Nothing should be left out when you copy the entries below.

[Start of Attachment]

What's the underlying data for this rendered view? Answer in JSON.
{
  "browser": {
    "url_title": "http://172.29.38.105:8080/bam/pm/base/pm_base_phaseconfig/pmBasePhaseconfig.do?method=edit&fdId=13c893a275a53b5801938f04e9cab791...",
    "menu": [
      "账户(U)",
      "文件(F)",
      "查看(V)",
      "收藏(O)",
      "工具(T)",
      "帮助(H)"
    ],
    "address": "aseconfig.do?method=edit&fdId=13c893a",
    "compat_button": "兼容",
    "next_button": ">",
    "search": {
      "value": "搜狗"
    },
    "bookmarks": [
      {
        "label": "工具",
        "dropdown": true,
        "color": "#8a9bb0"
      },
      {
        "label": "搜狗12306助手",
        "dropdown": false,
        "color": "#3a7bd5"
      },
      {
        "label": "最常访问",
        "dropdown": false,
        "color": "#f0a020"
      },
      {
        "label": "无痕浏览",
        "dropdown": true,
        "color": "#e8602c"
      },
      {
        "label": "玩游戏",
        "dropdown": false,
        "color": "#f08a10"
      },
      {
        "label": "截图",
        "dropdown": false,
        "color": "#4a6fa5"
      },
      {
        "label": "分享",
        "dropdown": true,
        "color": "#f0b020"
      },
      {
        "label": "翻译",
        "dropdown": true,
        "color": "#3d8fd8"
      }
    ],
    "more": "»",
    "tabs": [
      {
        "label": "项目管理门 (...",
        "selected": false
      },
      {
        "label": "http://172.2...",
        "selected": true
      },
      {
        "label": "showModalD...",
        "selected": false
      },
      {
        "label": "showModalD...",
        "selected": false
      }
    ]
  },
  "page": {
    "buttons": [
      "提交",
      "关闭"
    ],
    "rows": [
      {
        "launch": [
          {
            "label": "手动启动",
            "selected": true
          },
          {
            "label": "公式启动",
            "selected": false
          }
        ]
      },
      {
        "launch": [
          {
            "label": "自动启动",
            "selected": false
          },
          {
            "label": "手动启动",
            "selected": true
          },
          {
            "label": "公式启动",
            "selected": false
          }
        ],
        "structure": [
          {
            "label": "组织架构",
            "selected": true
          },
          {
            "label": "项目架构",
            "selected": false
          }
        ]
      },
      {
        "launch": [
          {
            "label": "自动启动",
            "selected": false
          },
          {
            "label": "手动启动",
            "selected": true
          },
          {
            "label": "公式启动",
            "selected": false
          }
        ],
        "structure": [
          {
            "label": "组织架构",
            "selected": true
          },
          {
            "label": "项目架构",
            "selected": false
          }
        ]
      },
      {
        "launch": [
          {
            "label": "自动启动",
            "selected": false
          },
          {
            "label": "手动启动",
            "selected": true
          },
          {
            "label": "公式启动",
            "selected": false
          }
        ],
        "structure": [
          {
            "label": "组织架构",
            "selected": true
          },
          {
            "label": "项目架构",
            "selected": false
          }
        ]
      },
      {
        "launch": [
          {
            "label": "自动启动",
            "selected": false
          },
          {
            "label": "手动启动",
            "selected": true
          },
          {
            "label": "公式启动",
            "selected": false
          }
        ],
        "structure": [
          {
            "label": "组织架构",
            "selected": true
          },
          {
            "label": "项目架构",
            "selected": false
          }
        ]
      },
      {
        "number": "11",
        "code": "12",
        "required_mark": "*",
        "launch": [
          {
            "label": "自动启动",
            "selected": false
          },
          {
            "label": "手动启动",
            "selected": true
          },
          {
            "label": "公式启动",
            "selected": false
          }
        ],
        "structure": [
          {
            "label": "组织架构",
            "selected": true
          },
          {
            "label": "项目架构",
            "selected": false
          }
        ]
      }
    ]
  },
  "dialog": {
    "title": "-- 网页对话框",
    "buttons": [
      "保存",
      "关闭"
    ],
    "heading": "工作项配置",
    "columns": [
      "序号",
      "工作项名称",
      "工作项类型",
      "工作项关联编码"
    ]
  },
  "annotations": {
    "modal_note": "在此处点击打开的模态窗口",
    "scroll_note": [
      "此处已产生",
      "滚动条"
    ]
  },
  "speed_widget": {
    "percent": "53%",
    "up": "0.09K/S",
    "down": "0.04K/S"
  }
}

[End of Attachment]

Solution to this problem
What's the underlying data for this rendered view? Answer in JSON.
{
  "browser": {
    "url_title": "http://172.29.38.105:8080/bam/pm/base/pm_base_phaseconfig/pmBasePhaseconfig.do?method=edit&fdId=13c893a275a53b5801938f04e9cab791...",
    "menu": [
      "账户(U)",
      "文件(F)",
      "查看(V)",
      "收藏(O)",
      "工具(T)",
      "帮助(H)"
    ],
    "address": "aseconfig.do?method=edit&fdId=13c893a",
    "compat_button": "兼容",
    "next_button": ">",
    "search": {
      "value": "搜狗"
    },
    "bookmarks": [
      {
        "label": "工具",
        "dropdown": true,
        "color": "#8a9bb0"
      },
      {
        "label": "搜狗12306助手",
        "dropdown": false,
        "color": "#3a7bd5"
      },
      {
        "label": "最常访问",
        "dropdown": false,
        "color": "#f0a020"
      },
      {
        "label": "无痕浏览",
        "dropdown": true,
        "color": "#e8602c"
      },
      {
        "label": "玩游戏",
        "dropdown": false,
        "color": "#f08a10"
      },
      {
        "label": "截图",
        "dropdown": false,
        "color": "#4a6fa5"
      },
      {
        "label": "分享",
        "dropdown": true,
        "color": "#f0b020"
      },
      {
        "label": "翻译",
        "dropdown": true,
        "color": "#3d8fd8"
      }
    ],
    "more": "»",
    "tabs": [
      {
        "label": "项目管理门 (...",
        "selected": false
      },
      {
        "label": "http://172.2...",
        "selected": true
      },
      {
        "label": "showModalD...",
        "selected": false
      },
      {
        "label": "showModalD...",
        "selected": false
      }
    ]
  },
  "page": {
    "buttons": [
      "提交",
      "关闭"
    ],
    "rows": [
      {
        "launch": [
          {
            "label": "手动启动",
            "selected": true
          },
          {
            "label": "公式启动",
            "selected": false
          }
        ]
      },
      {
        "launch": [
          {
            "label": "自动启动",
            "selected": false
          },
          {
            "label": "手动启动",
            "selected": true
          },
          {
            "label": "公式启动",
            "selected": false
          }
        ],
        "structure": [
          {
            "label": "组织架构",
            "selected": true
          },
          {
            "label": "项目架构",
            "selected": false
          }
        ]
      },
      {
        "launch": [
          {
            "label": "自动启动",
            "selected": false
          },
          {
            "label": "手动启动",
            "selected": true
          },
          {
            "label": "公式启动",
            "selected": false
          }
        ],
        "structure": [
          {
            "label": "组织架构",
            "selected": true
          },
          {
            "label": "项目架构",
            "selected": false
          }
        ]
      },
      {
        "launch": [
          {
            "label": "自动启动",
            "selected": false
          },
          {
            "label": "手动启动",
            "selected": true
          },
          {
            "label": "公式启动",
            "selected": false
          }
        ],
        "structure": [
          {
            "label": "组织架构",
            "selected": true
          },
          {
            "label": "项目架构",
            "selected": false
          }
        ]
      },
      {
        "launch": [
          {
            "label": "自动启动",
            "selected": false
          },
          {
            "label": "手动启动",
            "selected": true
          },
          {
            "label": "公式启动",
            "selected": false
          }
        ],
        "structure": [
          {
            "label": "组织架构",
            "selected": true
          },
          {
            "label": "项目架构",
            "selected": false
          }
        ]
      },
      {
        "number": "11",
        "code": "12",
        "required_mark": "*",
        "launch": [
          {
            "label": "自动启动",
            "selected": false
          },
          {
            "label": "手动启动",
            "selected": true
          },
          {
            "label": "公式启动",
            "selected": false
          }
        ],
        "structure": [
          {
            "label": "组织架构",
            "selected": true
          },
          {
            "label": "项目架构",
            "selected": false
          }
        ]
      }
    ]
  },
  "dialog": {
    "title": "-- 网页对话框",
    "buttons": [
      "保存",
      "关闭"
    ],
    "heading": "工作项配置",
    "columns": [
      "序号",
      "工作项名称",
      "工作项类型",
      "工作项关联编码"
    ]
  },
  "annotations": {
    "modal_note": "在此处点击打开的模态窗口",
    "scroll_note": [
      "此处已产生",
      "滚动条"
    ]
  },
  "speed_widget": {
    "percent": "53%",
    "up": "0.09K/S",
    "down": "0.04K/S"
  }
}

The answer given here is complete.